“Riding Hood” by Tariro Ndoro in Omenana Magazine is another story about literally unearthing the truth. A series of brutal murders are committed against abusive men whose own crimes no one seemed interested in stopping. Rumors abound regarding the vigilante killer—men tending to view the crimes one way, while women tell different stories amongst themselves.
They say it was a serial killer. The manner of death, the MO as one officer rambled, was similar in all cases: blunt force trauma to the cranium, the murder weapon being an axe, bruises, and contusions consistent with grievous bodily harm before the final blow. DNA under the fingernails of the victims showed signs of struggle. Hard struggle.
The story’s structure mirrors the idea of investigation, uncovering new facts and elements a bit at a time, building up to a full picture. The reveal is satisfying, hinted at in a way that gives readers a glimpse of the truth, but given deeper meaning as more details are shared and as the characters gain new understandings of the situation. The supernatural elements add richness, as does the commentary on traditional gender roles, who holds power and who doesn’t, and the societal assumptions made about the types of people who commit violence and who deserve justice in this world—or the next.

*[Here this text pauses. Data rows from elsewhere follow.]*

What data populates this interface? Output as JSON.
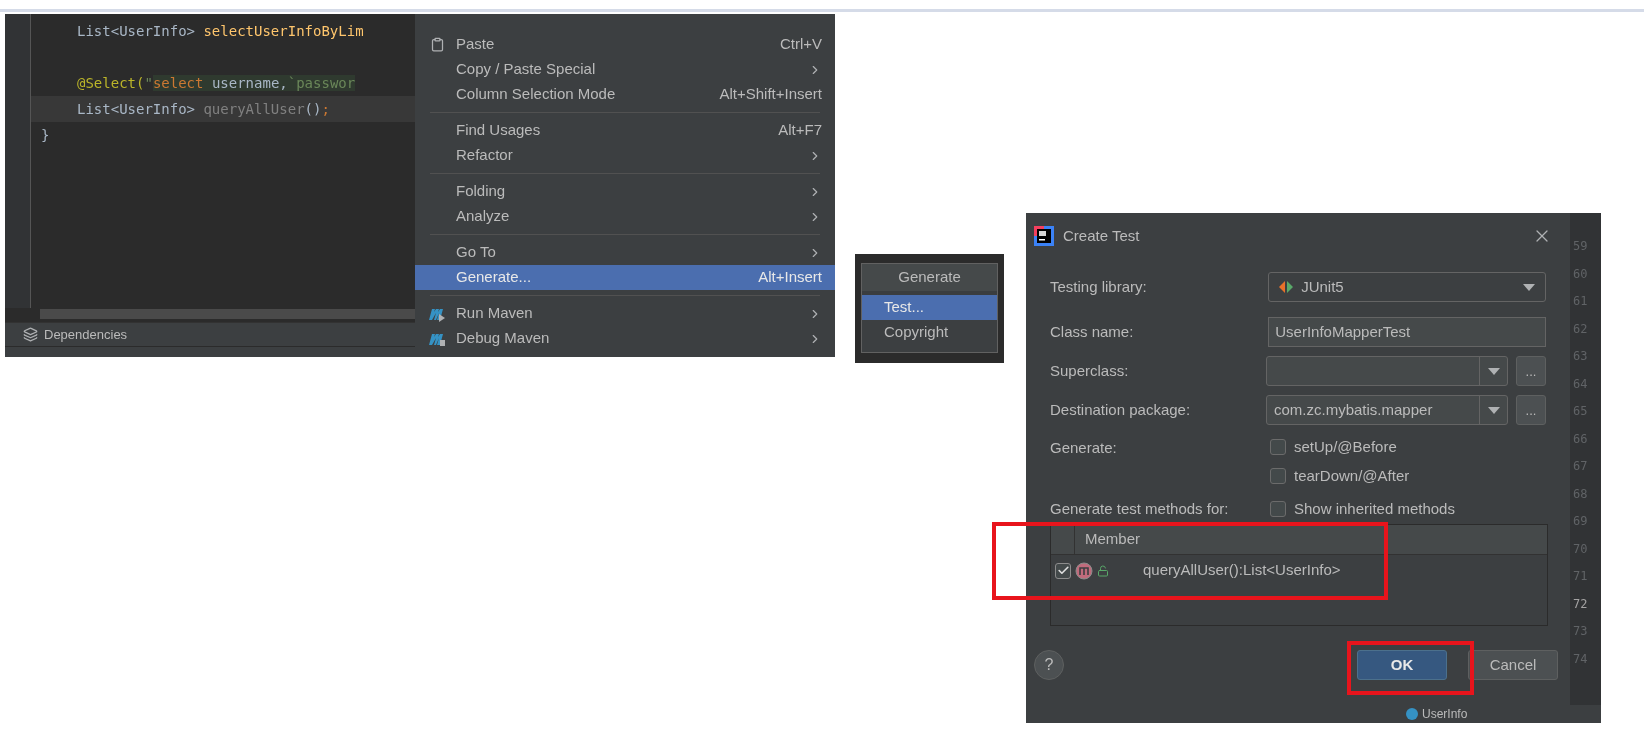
{
  "editor": {
    "lines": [
      {
        "kind": "code",
        "current": false,
        "indent": true,
        "tokens": [
          {
            "kind": "plain",
            "text": "List<UserInfo> "
          },
          {
            "kind": "method",
            "text": "selectUserInfoByLim"
          }
        ]
      },
      {
        "kind": "blank",
        "current": false
      },
      {
        "kind": "code",
        "current": false,
        "indent": true,
        "tokens": [
          {
            "kind": "annotation",
            "text": "@Select("
          },
          {
            "kind": "string",
            "text": "\""
          },
          {
            "kind": "sql_keyword",
            "text": "select"
          },
          {
            "kind": "sql_ident",
            "text": " username,"
          },
          {
            "kind": "sql_quoted",
            "text": "`passwor"
          }
        ]
      },
      {
        "kind": "code",
        "current": true,
        "indent": true,
        "tokens": [
          {
            "kind": "plain",
            "text": "List<UserInfo> "
          },
          {
            "kind": "unused",
            "text": "queryAllUser"
          },
          {
            "kind": "plain",
            "text": "()"
          },
          {
            "kind": "semicolon",
            "text": ";"
          }
        ]
      },
      {
        "kind": "code",
        "current": false,
        "indent": false,
        "tokens": [
          {
            "kind": "plain",
            "text": "}"
          }
        ]
      }
    ],
    "tool_window_tab": "Dependencies"
  },
  "context_menu": {
    "groups": [
      [
        {
          "label": "Paste",
          "shortcut": "Ctrl+V",
          "submenu": false,
          "selected": false
        },
        {
          "label": "Copy / Paste Special",
          "submenu": true,
          "selected": false
        },
        {
          "label": "Column Selection Mode",
          "shortcut": "Alt+Shift+Insert",
          "submenu": false,
          "selected": false
        }
      ],
      [
        {
          "label": "Find Usages",
          "shortcut": "Alt+F7",
          "submenu": false,
          "selected": false
        },
        {
          "label": "Refactor",
          "submenu": true,
          "selected": false
        }
      ],
      [
        {
          "label": "Folding",
          "submenu": true,
          "selected": false
        },
        {
          "label": "Analyze",
          "submenu": true,
          "selected": false
        }
      ],
      [
        {
          "label": "Go To",
          "submenu": true,
          "selected": false
        },
        {
          "label": "Generate...",
          "shortcut": "Alt+Insert",
          "submenu": false,
          "selected": true
        }
      ],
      [
        {
          "label": "Run Maven",
          "submenu": true,
          "selected": false
        },
        {
          "label": "Debug Maven",
          "submenu": true,
          "selected": false
        }
      ]
    ]
  },
  "generate_popup": {
    "title": "Generate",
    "items": [
      {
        "label": "Test...",
        "selected": true
      },
      {
        "label": "Copyright",
        "selected": false
      }
    ]
  },
  "dialog": {
    "title": "Create Test",
    "fields": [
      {
        "kind": "dropdown",
        "label": "Testing library:",
        "value": "JUnit5"
      },
      {
        "kind": "text",
        "label": "Class name:",
        "value": "UserInfoMapperTest"
      },
      {
        "kind": "combo",
        "label": "Superclass:",
        "button": "..."
      },
      {
        "kind": "combo",
        "label": "Destination package:",
        "value": "com.zc.mybatis.mapper",
        "button": "..."
      }
    ],
    "generate": {
      "label": "Generate:",
      "options": [
        {
          "label": "setUp/@Before",
          "checked": false
        },
        {
          "label": "tearDown/@After",
          "checked": false
        }
      ]
    },
    "methods": {
      "label": "Generate test methods for:",
      "show_inherited": {
        "label": "Show inherited methods",
        "checked": false
      },
      "column": "Member",
      "rows": [
        {
          "signature": "queryAllUser():List<UserInfo>",
          "checked": true
        }
      ]
    },
    "help": "?",
    "buttons": [
      {
        "label": "OK",
        "default": true
      },
      {
        "label": "Cancel",
        "default": false
      }
    ]
  },
  "gutter": [
    {
      "number": "59",
      "current": false
    },
    {
      "number": "60",
      "current": false
    },
    {
      "number": "61",
      "current": false
    },
    {
      "number": "62",
      "current": false
    },
    {
      "number": "63",
      "current": false
    },
    {
      "number": "64",
      "current": false
    },
    {
      "number": "65",
      "current": false
    },
    {
      "number": "66",
      "current": false
    },
    {
      "number": "67",
      "current": false
    },
    {
      "number": "68",
      "current": false
    },
    {
      "number": "69",
      "current": false
    },
    {
      "number": "70",
      "current": false
    },
    {
      "number": "71",
      "current": false
    },
    {
      "number": "72",
      "current": true
    },
    {
      "number": "73",
      "current": false
    },
    {
      "number": "74",
      "current": false
    }
  ],
  "below_dialog": "UserInfo"
}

Last, but not least, “To Live and Die in Dixieland” by Russell Nichols, published right here in Apex Magazine is a painful and brutal story about owning the truth and not shying away from it, especially when the truth is ugly. Brothers Walter and Royce run a VR experience that allows white people to experience slavery as a watered-down tourist attraction. From the get-go, the project is fraught. Technical glitches occur as Walter demonstrates the system for journalists, and the project’s purpose and who it serves is a pressing question as well.
Kamara waves her hands. “You’ve said you created this reverse slavery simulator for people like them to ‘experience the unspeakable horrors of America’s racist history.’” The group fidgets. Kamara goes to a young white girl, fresh out of journalism school. Blood spreading across her face like a bedsheet. “But if, say, this young lady here, say she has these big ideas for anti-racist policies, but she becomes a user and goes to Dixieland on a daily basis. Don’t you think she might feel … exonerated?”

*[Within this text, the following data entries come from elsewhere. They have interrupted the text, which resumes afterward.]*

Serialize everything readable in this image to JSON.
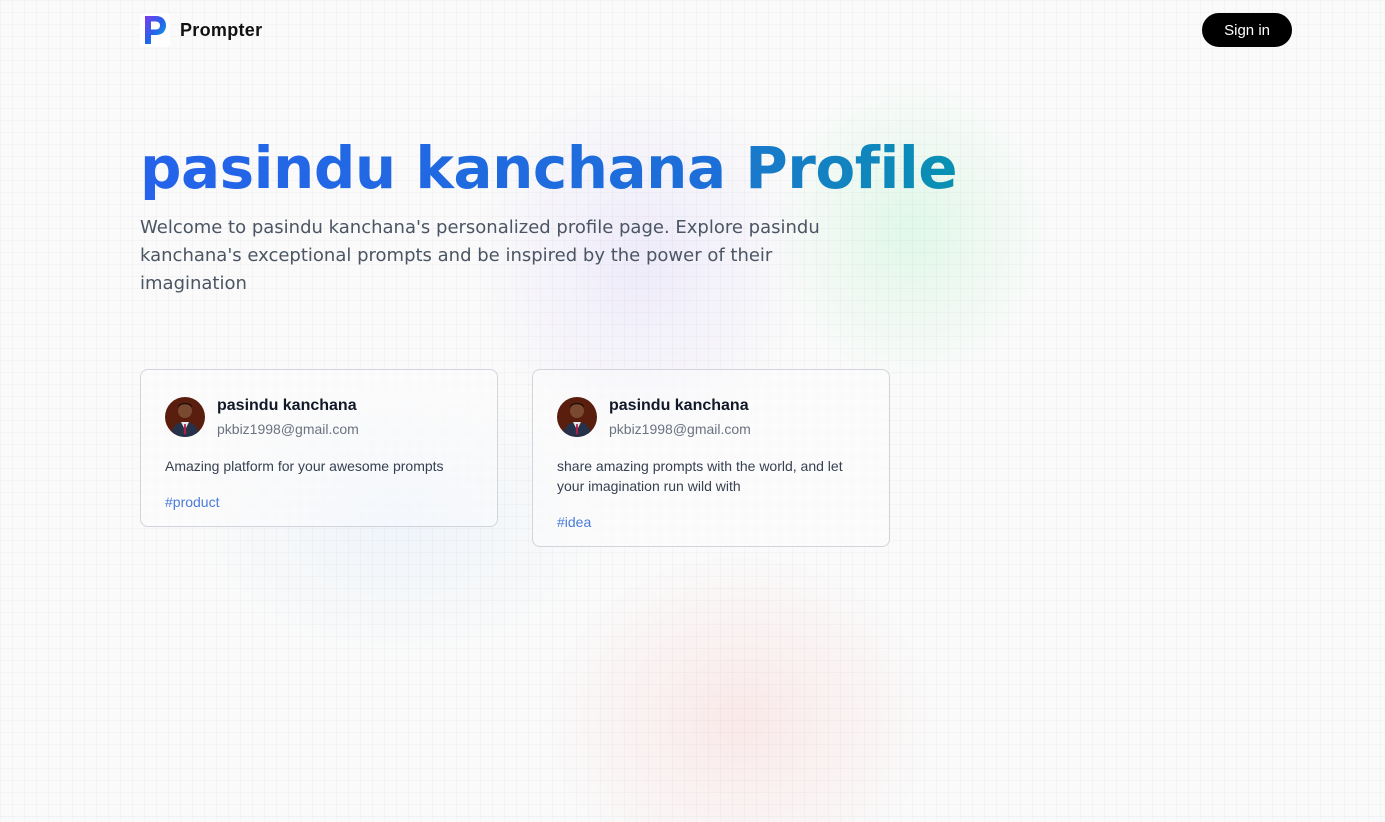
{
  "brand": {
    "name": "Prompter",
    "logo_icon": "prompter-logo-icon"
  },
  "nav": {
    "signin_label": "Sign in"
  },
  "profile": {
    "title_name": "pasindu kanchana",
    "title_suffix": "Profile",
    "description": "Welcome to pasindu kanchana's personalized profile page. Explore pasindu kanchana's exceptional prompts and be inspired by the power of their imagination"
  },
  "prompts": [
    {
      "username": "pasindu kanchana",
      "email": "pkbiz1998@gmail.com",
      "text": "Amazing platform for your awesome prompts",
      "tag": "#product"
    },
    {
      "username": "pasindu kanchana",
      "email": "pkbiz1998@gmail.com",
      "text": "share amazing prompts with the world, and let your imagination run wild with",
      "tag": "#idea"
    }
  ],
  "colors": {
    "title_gradient_start": "#2563eb",
    "title_gradient_end": "#0891b2",
    "tag_color": "#4b7bd8",
    "signin_bg": "#000000"
  }
}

The situation devolves further when Walter learns that one of the beta testers had a young son who snuck into the VR experience and committed suicide as a result of the horrors he witnessed. Walter learns that his brother temporarily turned off the filters, allowing the experience to show the full horrors of slavery including rape and torture, and that was the version that the boy experienced. While Royce didn’t intend to hurt anyone, he argues that Black children weren’t protected from the truth of slavery, why should white children, or white adults for that matter, only have to see a fraction of the truth?

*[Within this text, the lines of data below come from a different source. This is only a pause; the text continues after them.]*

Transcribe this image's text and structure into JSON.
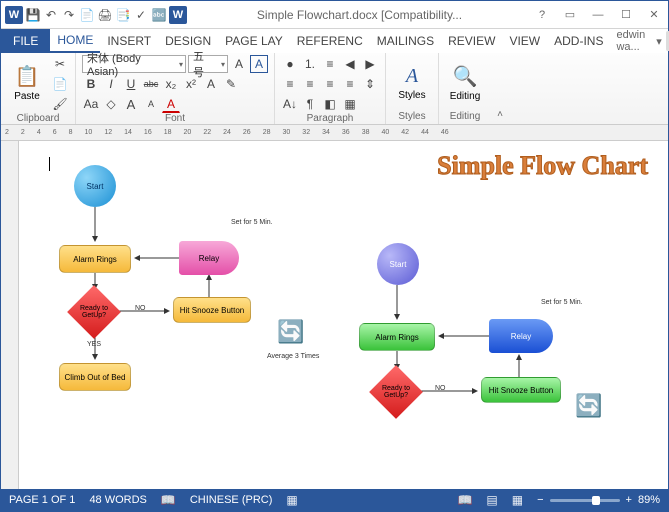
{
  "titlebar": {
    "app_icon": "W",
    "title": "Simple Flowchart.docx [Compatibility...",
    "help": "?"
  },
  "qat": {
    "save": "💾",
    "undo": "↶",
    "redo": "↷",
    "a": "📄",
    "b": "🖨",
    "c": "📑",
    "d": "✓",
    "e": "🔤"
  },
  "tabs": {
    "file": "FILE",
    "items": [
      "HOME",
      "INSERT",
      "DESIGN",
      "PAGE LAY",
      "REFERENC",
      "MAILINGS",
      "REVIEW",
      "VIEW",
      "ADD-INS"
    ],
    "active": 0
  },
  "user": {
    "name": "edwin wa...",
    "menu": "▾"
  },
  "ribbon": {
    "clipboard": {
      "label": "Clipboard",
      "paste": "Paste",
      "paste_ico": "📋",
      "cut": "✂",
      "copy": "📄",
      "fmt": "🖌"
    },
    "font": {
      "label": "Font",
      "family": "宋体 (Body Asian)",
      "size": "五号",
      "grow": "A",
      "shrink": "A",
      "case": "Aa",
      "clear": "◇",
      "b": "B",
      "i": "I",
      "u": "U",
      "strike": "abc",
      "sub": "x₂",
      "sup": "x²",
      "fx": "A",
      "hl": "✎",
      "color": "A"
    },
    "para": {
      "label": "Paragraph",
      "bul": "⦁",
      "num": "1.",
      "ml": "≡",
      "dedent": "◀",
      "indent": "▶",
      "sort": "A↓",
      "pilcrow": "¶",
      "al1": "≡",
      "al2": "≡",
      "al3": "≡",
      "al4": "≡",
      "ls": "⇕",
      "shade": "◧",
      "border": "▦"
    },
    "styles": {
      "label": "Styles",
      "ico": "A",
      "text": "Styles"
    },
    "editing": {
      "label": "Editing",
      "ico": "🔍",
      "text": "Editing"
    }
  },
  "ruler": {
    "marks": [
      "2",
      "2",
      "4",
      "6",
      "8",
      "10",
      "12",
      "14",
      "16",
      "18",
      "20",
      "22",
      "24",
      "26",
      "28",
      "30",
      "32",
      "34",
      "36",
      "38",
      "40",
      "42",
      "44",
      "46",
      "46"
    ]
  },
  "doc": {
    "title": "Simple Flow Chart",
    "left": {
      "start": "Start",
      "alarm": "Alarm Rings",
      "relay": "Relay",
      "ready": "Ready to GetUp?",
      "snooze": "Hit Snooze Button",
      "climb": "Climb Out of Bed",
      "no": "NO",
      "yes": "YES",
      "avg": "Average 3 Times",
      "set": "Set for 5 Min."
    },
    "right": {
      "start": "Start",
      "alarm": "Alarm Rings",
      "relay": "Relay",
      "ready": "Ready to GetUp?",
      "snooze": "Hit Snooze Button",
      "no": "NO",
      "set": "Set for 5 Min."
    }
  },
  "status": {
    "page": "PAGE 1 OF 1",
    "words": "48 WORDS",
    "lang": "CHINESE (PRC)",
    "zoom_minus": "−",
    "zoom_plus": "+",
    "zoom": "89%"
  }
}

Nichols does an incredible job with a painful subject. Both brothers and their points of view are fully developed and realized. At its heart, the story is a conversation between the two brothers, leading to a change in Walter’s worldview. Their relationship is further complicated by the way their father treated them, and the fact that Walter is lighter-skinned. Royce carries a lifetime of guilt for not protecting Walter from their father’s abuse, but he can’t stand by and let his brother present a watered-down truth either. The story is brilliantly done, layered, and nuanced, and again, like other stories here, deals with the concept of truths too big to look away from or deny.